Transitioning from forced air to hydronic

Users who are viewing this thread

Conde

New Member
Messages
11
Reaction score
0
Points
1
Location
Minnesota
A couple days ago, my natural gas forced air furnace went out. The limit switch was tripping and once my CO detectors went off. Reading 36 ppm at the highest. I have left the furnace off while I figure out the next steps.

Furnace specs:
Model year 2009, 60,000 Btu/hr, 92 AFUE Bryant (Carrier) furnace. Known issue with cracking/leaking secondary HX and carries a 20 year parts and labor warranty. Primary HX carries a 20 year parts only.

House specs:
Build in 2009, 2400 square feet, 2x6 16 OC walls, cheap double pane vinyl windows. Twin Cities Minnesota.

Here is my dilema:
I don't want to put a single penny more into a furnace that is already 13 years old. The service call cost (~$150) and diagnosis fee are unavoidable even if it turns out to be the secondary HX which is fully covered. If the issue is the primary HX, then we are looking at 3 hrs+ labor at ~$200/hr.

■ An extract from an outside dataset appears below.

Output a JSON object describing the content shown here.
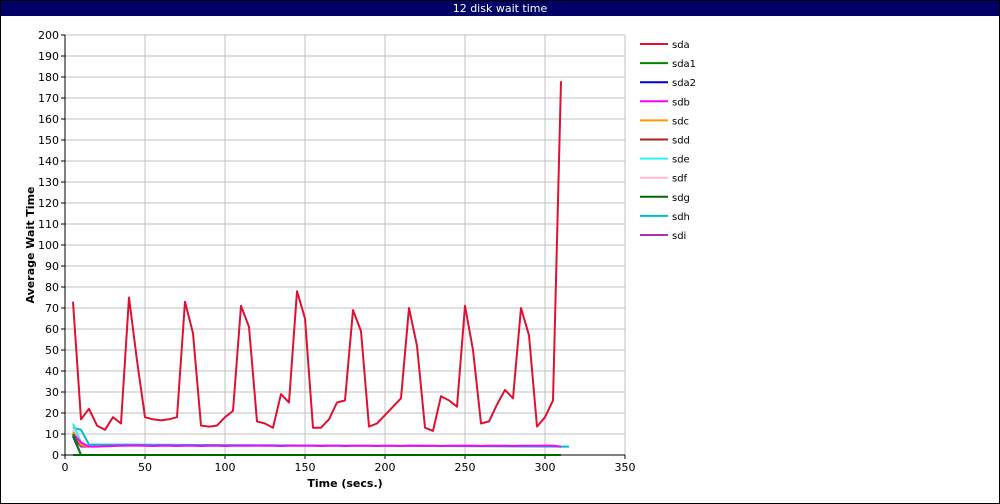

Long-term goal:
I am working towards a goal of electrifying my house away from carbon intensive sources (slowly). As the current appliances break, I am replacing with electric. The natural gas water heater started leaking so I installed a HPWH, happy with it so far. The dryer is likely next. I would like the long term heat source to be a ground source heat pump. My parents have had one for over 24 years and have been very happy with the performance and cost.

Short/medium term plan:
I currently have radiant in-floor heating on my 1st floor which is very comfortable and we would like to expand our sources of hydronic heat. This is heated by a T-H3J-DV-N Indoor Tankless High Efficiency Condensing Water Heater. Rather than purchase a new gas furnace or fix our current, I would like to expand the number of zones on the hydronic system and utilize BeaconMorris or Bunderus radiant panels. These would be in the basement and upstairs bedrooms. Cooling will remain forced air.

The Question?
Looking for advice and input on my plan.

Heater1.jpgHouse3.jpgBasement.jpgHouse2.jpgHouse1.jpg2ndFloor1.jpg1stFloor1.jpg
 

John Gayewski

In the Trades
Messages
2,646
Reaction score
692
Points
113
Location
Iowa
Sounds good. Have you done a heat loss calc. to determine the load your adding to your system?
 

Fitter30

Well-Known Member
Messages
2,853
Reaction score
457
Points
83
Location
Peace valley missouri
Geo thermal which is the most efficient system and can get dhw with it. Also check with your utility companies for rebates. Need a load calc to price out your options.
 

Conde

New Member
Messages
11
Reaction score
0
Points
1
Location
Minnesota
"Did you do your homework?" - :)
I did the online from Load-Calc.net (because it was free!) What is an appropriate amount to contribute$?

Total block load in heating of ~37,000 Btu/hr. This is an odd duck house since it is relatively new but not McMansion sized.
 

Attachments

  • PlymouthReport.pdf
    643.3 KB · Views: 47
Top
Hey, wait a minute.

This is awkward, but...

It looks like you're using an ad blocker. We get it, but (1) terrylove.com can't live without ads, and (2) ad blockers can cause issues with videos and comments. If you'd like to support the site, please allow ads.

If any particular ad is your REASON for blocking ads, please let us know. We might be able to do something about it. Thanks.
I've Disabled AdBlock    No Thanks